There probably could be as much attention paid to prostate cancer as there is to breast cancer if men would stand up and take a stand for their prostate health, as women do for their breast health. There may be a little bit of shame involved about the male anatomy, even though men won’t admit it. You are not likely to hear TV ads for prostate health on the 6 o’clock news, like you would for breast cancer. You aren’t likely to see cans of soup on the shelves with a prostate cancer symbol on the label, because for some reason men don’t put their genitals and their prostate out on “Front Street,” the way women stand up for breast health. On August 31 of 2009, President Barak Obama proclaimed that the month of September is Prostate Cancer Awareness Month. Most people probably weren’t even aware of it, and probably don’t even remember hearing it on the news or reading it in their local newspapers.

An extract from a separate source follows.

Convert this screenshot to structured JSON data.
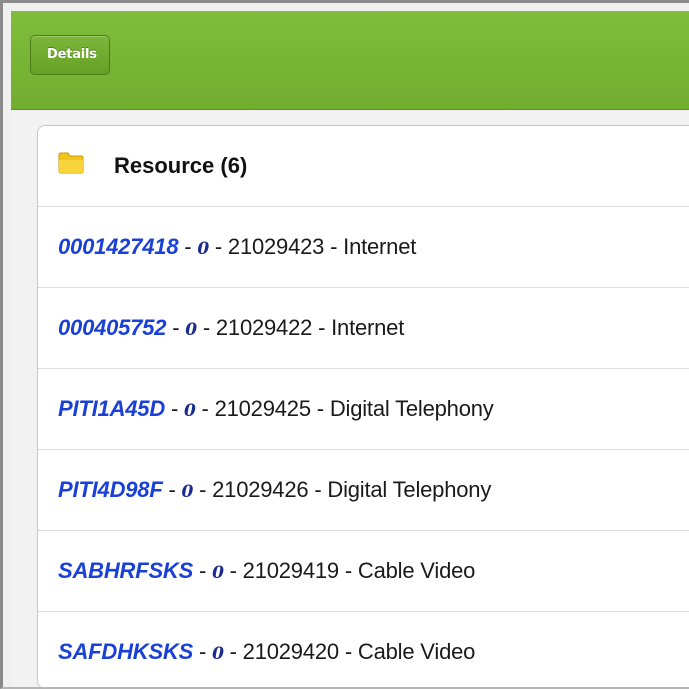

Much money is donated to the American Cancer Society for different types of cancer, but the most money is donated for breast cancer awareness and breast cancer research. There should be bumper stickers, coffee mugs, and other fund raising items available for prostate cancer awareness. Now that prostate cancer has a month dedicated to it just as breast cancer does, there may be more money raised for the cause, and there may be more awareness. Hopefully, by next September you will be hearing much more about where to donate money to prostate cancer awareness programs and prostate cancer research programs.
Everyone has heard of Susan B. Komen and her fund raising events. You would have to be from another planet not to have ever heard of her. Susan B. Komen events raise huge sums of money to be used for breast cancer research. When was the last time you have heard of an event for prostate cancer research? Hopefully, in the future, you may be hearing about events and rallies to raise money and awareness about prostate cancer.
It is the men who have fallen short, because they have not banded together to educate the masses; they need to make everyone aware of the importance of their prostate health. The numbers are about the same between breast cancer and prostate cancer; nearly as many men die of prostate cancer as women do of breast cancer each year. Just as breast cancer does not discriminate among women, prostate cancer does not discriminate among men. Men are more likely to get prostate cancer sometime in their lives than women are to get breast cancer. Nearly 80 percent of men will get prostate cancer, if they live long enough.
Women are very vocal about breast cancer awareness, and they are also more vocal about uterine, ovarian and cervical cancer than men are about their penile, testicular and prostate health. Everyone has fears about cancer, but we, as men and women, should not be so afraid, but try to understand what is going on with them. Men seem unwilling to “sound off” about their prostate health the way women speak up for their breast health. Men often comfort their fears by believing that ignorance is bliss. Ignorance is not bliss; ignorance kills.
If there is gender discrimination, it is brought on by the men themselves. Women are very vocal about their breast health, but men are not as vocal about their prostate health. Most men don’t even want to talk about anything associated with their male health. Men don’t want to talk about checking their prostates every 6 months. Men should learn how to check their prostates, just like women have had to learn how to check their breasts. Many men are embarrassed to talk about their bodies in front of millions of people, but if they want prostate health to gain more attention, men will have to band together and become more vocal about their bodies and their health.